Sink or swim. Hong Kong lenders must get smart with virtual banks as fintechs snap at their heels
Virtual banking providers will have to consider three factors to thrive – provide a seamless experience, offer products tailored to customer needs and a secure source of balance sheet funding that supports growth
As one of the premier international financial centres in the world, Hong Kong has a well-established and developed banking system. But despite the size of the financial industry and the presence of branches in every corner, customers are among the least satisfied with banking services in the world. That’s a challenge for bank management teams.
Accenture research last year showed only 53 per cent of Hongkongers enjoy the overall service they receive from banks, much lower than the 88 per cent of people in the United States, 78 per cent in the United Kingdom or 72 per cent in Australia. Faced with such a high level of customer frustration and increased competition from fintech start-ups and internet giants, banks have invested billions of dollars in recent years to move large parts of their business into the digital age, gaining speed and more insight about their clients’ needs with apps that handle just about anything, from bill payment and stock investing, to credit card rewards and money transfers.
What the C-suite at banks are being asked to look at next to fend off competition from fintechs and improve customer service is the launch of so-called branchless, or virtual banks.
Virtual banks are nothing new, with services launched in Brazil, Poland, the UK, US and other countries in the past few years. They have been possible in Hong Kong since 2000, when the Hong Kong Monetary Authority (HKMA) issued guidelines for the implementation of those services. There was only one licensed bank that made the move to change into a virtual bank, though it later aborted the transformation and since then no one launched anything similar, according to the Financial Services and the Treasury Bureau.
That should change this year. In September 2017, the HKMA launched a series of “smart banking” initiatives to help the city capture the huge opportunities created by the convergence of banking and technology. One of the proposals was to promote virtual banks and revamp the rules to make it more attractive for financial firms to offer services without a physical presence. That was a big shift for the HKMA, whose stance previously was that it just wouldn’t object to them.
The move comes as Hong Kong looks to foster the technology start-up community, attract more companies to set up shop locally and lure a greater portion of the billions of dollars in venture capital investments going into fintechs. So, managers should get on-board.
Think about it: Hong Kong has among the highest penetration of mobile phones in the world, with almost 2.5 phones per person, but only 14 per cent of the population connects with their banks on mobile daily, compared with a 20 per cent global rate. That underscores the size of the untapped opportunity in the Asian financial hub that could be developed by tech-focused management teams with a mobile-first strategy.

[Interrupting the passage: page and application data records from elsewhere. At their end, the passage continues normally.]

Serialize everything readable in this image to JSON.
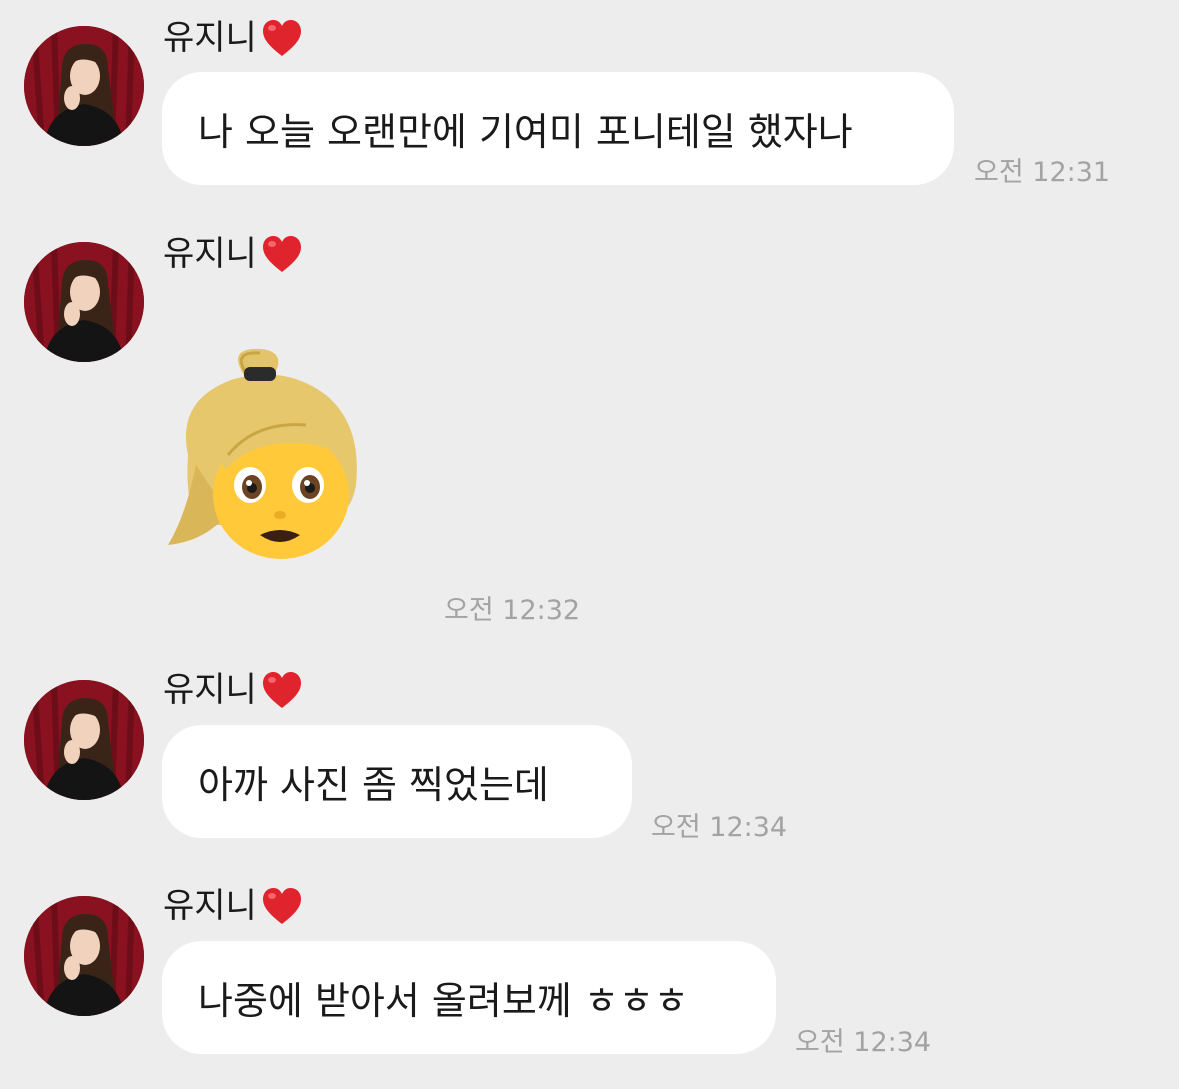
{
  "sender_name": "유지니",
  "messages": [
    {
      "type": "text",
      "text": "나 오늘 오랜만에 기여미 포니테일 했자나",
      "time": "오전 12:31"
    },
    {
      "type": "emoji",
      "emoji_name": "woman-blond-ponytail-emoji",
      "time": "오전 12:32"
    },
    {
      "type": "text",
      "text": "아까 사진 좀 찍었는데",
      "time": "오전 12:34"
    },
    {
      "type": "text",
      "text": "나중에 받아서 올려보께 ㅎㅎㅎ",
      "time": "오전 12:34"
    }
  ],
  "colors": {
    "background": "#ededed",
    "bubble": "#ffffff",
    "timestamp": "#a3a3a3",
    "heart": "#e0242e",
    "avatar_bg": "#8a1220"
  }
}
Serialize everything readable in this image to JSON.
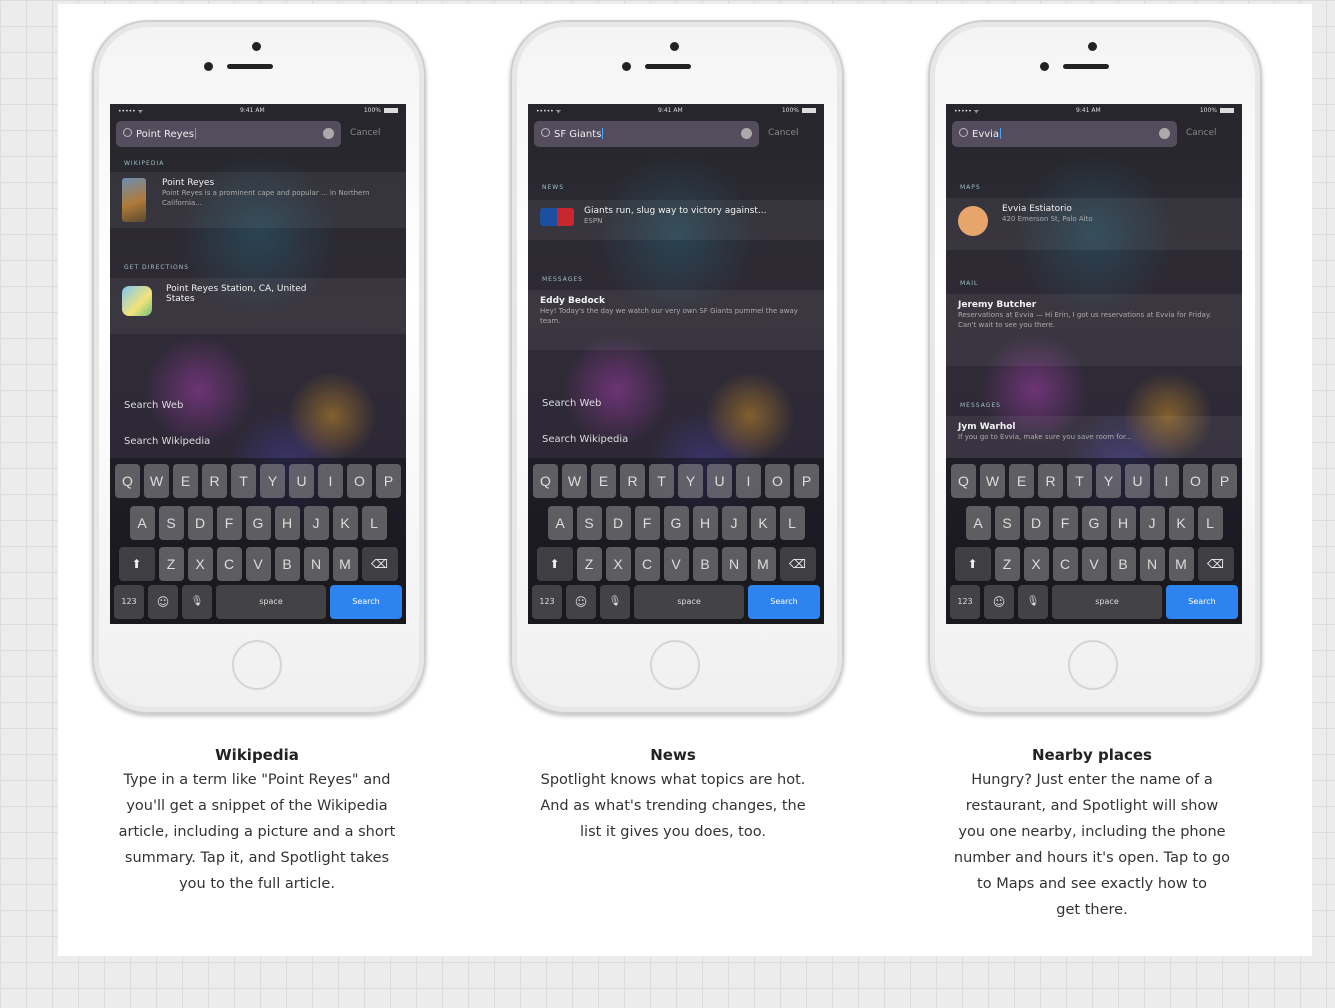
{
  "phones": [
    {
      "status": {
        "carrier": "••••• ᯤ",
        "time": "9:41 AM",
        "battery": "100%"
      },
      "search": {
        "query": "Point Reyes",
        "cancel": "Cancel"
      },
      "sections": [
        {
          "label": "WIKIPEDIA",
          "title": "Point Reyes",
          "sub": "Point Reyes is a prominent cape and popular ... in Northern California..."
        },
        {
          "label": "GET DIRECTIONS",
          "title": "Point Reyes Station, CA, United States",
          "sub": ""
        }
      ],
      "links": [
        "Search Web",
        "Search Wikipedia"
      ],
      "caption": {
        "title": "Wikipedia",
        "lines": [
          "Type in a term like \"Point Reyes\" and",
          "you'll get a snippet of the Wikipedia",
          "article, including a picture and a short",
          "summary. Tap it, and Spotlight takes",
          "you to the full article."
        ]
      }
    },
    {
      "status": {
        "carrier": "••••• ᯤ",
        "time": "9:41 AM",
        "battery": "100%"
      },
      "search": {
        "query": "SF Giants",
        "cancel": "Cancel"
      },
      "sections": [
        {
          "label": "NEWS",
          "title": "Giants run, slug way to victory against...",
          "sub": "ESPN"
        },
        {
          "label": "MESSAGES",
          "title": "Eddy Bedock",
          "sub": "Hey! Today's the day we watch our very own SF Giants pummel the away team."
        }
      ],
      "links": [
        "Search Web",
        "Search Wikipedia"
      ],
      "caption": {
        "title": "News",
        "lines": [
          "Spotlight knows what topics are hot.",
          "And as what's trending changes, the",
          "list it gives you does, too."
        ]
      }
    },
    {
      "status": {
        "carrier": "••••• ᯤ",
        "time": "9:41 AM",
        "battery": "100%"
      },
      "search": {
        "query": "Evvia",
        "cancel": "Cancel"
      },
      "sections": [
        {
          "label": "MAPS",
          "title": "Evvia Estiatorio",
          "sub": "420 Emerson St, Palo Alto"
        },
        {
          "label": "MAIL",
          "title": "Jeremy Butcher",
          "sub": "Reservations at Evvia — Hi Erin, I got us reservations at Evvia for Friday. Can't wait to see you there."
        },
        {
          "label": "MESSAGES",
          "title": "Jym Warhol",
          "sub": "If you go to Evvia, make sure you save room for..."
        }
      ],
      "links": [],
      "caption": {
        "title": "Nearby places",
        "lines": [
          "Hungry? Just enter the name of a",
          "restaurant, and Spotlight will show",
          "you one nearby, including the phone",
          "number and hours it's open. Tap to go",
          "to Maps and see exactly how to",
          "get there."
        ]
      }
    }
  ],
  "keyboard": {
    "row1": [
      "Q",
      "W",
      "E",
      "R",
      "T",
      "Y",
      "U",
      "I",
      "O",
      "P"
    ],
    "row2": [
      "A",
      "S",
      "D",
      "F",
      "G",
      "H",
      "J",
      "K",
      "L"
    ],
    "row3": [
      "Z",
      "X",
      "C",
      "V",
      "B",
      "N",
      "M"
    ],
    "shift": "⬆",
    "delete": "⌫",
    "numbers": "123",
    "emoji": "☺",
    "mic": "🎙",
    "space": "space",
    "search": "Search"
  }
}
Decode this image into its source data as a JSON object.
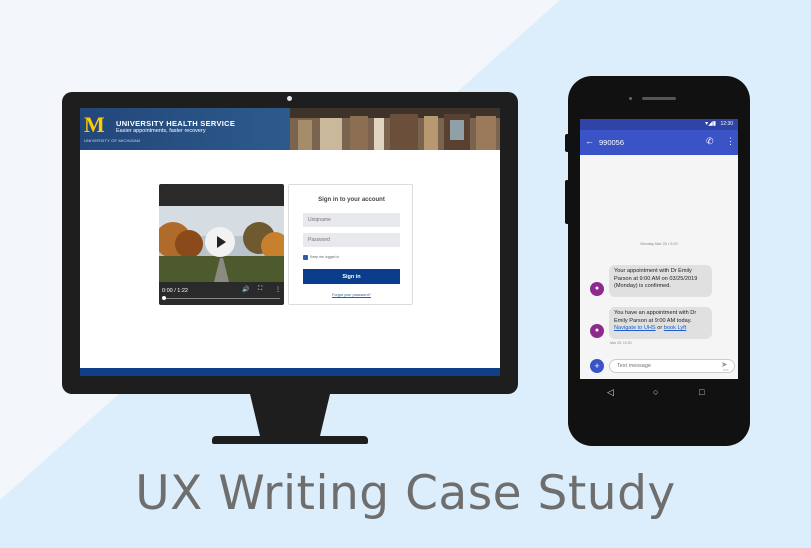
{
  "colors": {
    "background_light": "#f3f7fb",
    "background_blue": "#dceefb",
    "device_body": "#1e1e1e",
    "um_maize": "#ffcb05",
    "um_blue": "#0a3e8c",
    "phone_app_bar": "#3a53c6",
    "avatar": "#8e2a8e"
  },
  "desktop_site": {
    "logo_letter": "M",
    "logo_subtext": "UNIVERSITY OF MICHIGAN",
    "header_title": "UNIVERSITY HEALTH SERVICE",
    "header_tagline": "Easier appointments, faster recovery",
    "video": {
      "time": "0:00 / 1:22",
      "play_icon": "play-icon",
      "volume_icon": "volume-icon",
      "fullscreen_icon": "fullscreen-icon",
      "more_icon": "more-vertical-icon"
    },
    "login": {
      "title": "Sign in to your account",
      "username_placeholder": "Uniqname",
      "password_placeholder": "Password",
      "remember_label": "Keep me logged in",
      "signin_label": "Sign in",
      "forgot_label": "Forgot your password?"
    }
  },
  "phone": {
    "status_time": "12:30",
    "status_icons": "▾◢▮",
    "contact": "990056",
    "timestamp": "Monday Mar 25 • 9:20",
    "messages": [
      {
        "text": "Your appointment with Dr Emily Parson at 9:00 AM on 03/25/2019 (Monday) is confirmed."
      },
      {
        "text_before": "You have an appointment with Dr Emily Parson at 9:00 AM today.",
        "link1": "Navigate to UHS",
        "joiner": "or",
        "link2": "book Lyft",
        "time": "Mar 25, 10:20"
      }
    ],
    "compose_placeholder": "Text message",
    "sms_label": "SMS"
  },
  "title": "UX Writing Case Study"
}
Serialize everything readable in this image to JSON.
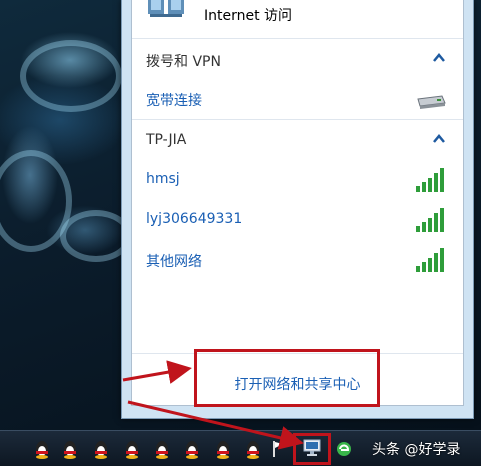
{
  "flyout": {
    "internet_status": "Internet 访问",
    "dialup_section": {
      "title": "拨号和 VPN",
      "items": [
        {
          "label": "宽带连接",
          "icon": "broadband-modem-icon"
        }
      ]
    },
    "wifi_section": {
      "title": "TP-JIA",
      "items": [
        {
          "label": "hmsj",
          "icon": "signal-strength-icon"
        },
        {
          "label": "lyj306649331",
          "icon": "signal-strength-icon"
        },
        {
          "label": "其他网络",
          "icon": "signal-strength-icon"
        }
      ]
    },
    "open_center_link": "打开网络和共享中心"
  },
  "taskbar": {
    "watermark": "头条 @好学录",
    "tray_icons": [
      "qq-penguin-icon",
      "qq-penguin-icon",
      "qq-penguin-icon",
      "qq-penguin-icon",
      "qq-penguin-icon",
      "qq-penguin-icon",
      "qq-penguin-icon",
      "qq-penguin-icon",
      "flag-icon",
      "network-icon",
      "browser-icon"
    ]
  },
  "colors": {
    "link": "#1a5fb4",
    "highlight": "#c0141c",
    "signal": "#2e9d3a"
  }
}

Without the burden of a physical presence, which can cost billions of dollars in an expensive real estate market like Hong Kong, and a fully digital backbone that automates and simplifies a series of tasks and keeps personnel costs in check, virtual banks can focus on very specific niche markets profitably because of the lower costs to serve them.
Hong Kong should see many successful virtual bank models. The management teams of a start-up, fintech, or even an existing bank might launch a subsidiary. Let’s call it a Digital-Premium Bank, which would target wealthier clients that tend to be digitally savvier in Hong Kong and have higher appetite for financial innovation and investment products, so more willing to try automated investment advice and other lifestyle services. Achievers Bank would focus on older clients who are also well-off and conservative savers/spenders, meaning they would want comparison tools, apps to monitor and plan their spending and robo-advice.
Regardless of the model chosen, success in virtual banking is likely to embody three key factors: a seamless experience complemented with “smart” advice, redesigned products better tailored to customer needs and a secure source of balance sheet funding that supports growth.
Recent regulatory changes have already increased competition and innovation in the city, with internet giants including Tencent Holdings and Alibaba Group Holding affiliate Ant Financial, as well as start-ups such as Hong Kong-based TNG FinTech Group launching mobile payments and prepaid credit cards. Could they be the first in line for a virtual bank licence, or would incumbent players go for it as a way to innovate while also protecting their turf? We will soon find out.
Fergus Gordon is managing director for Greater China Banking at Accenture in Hong Kong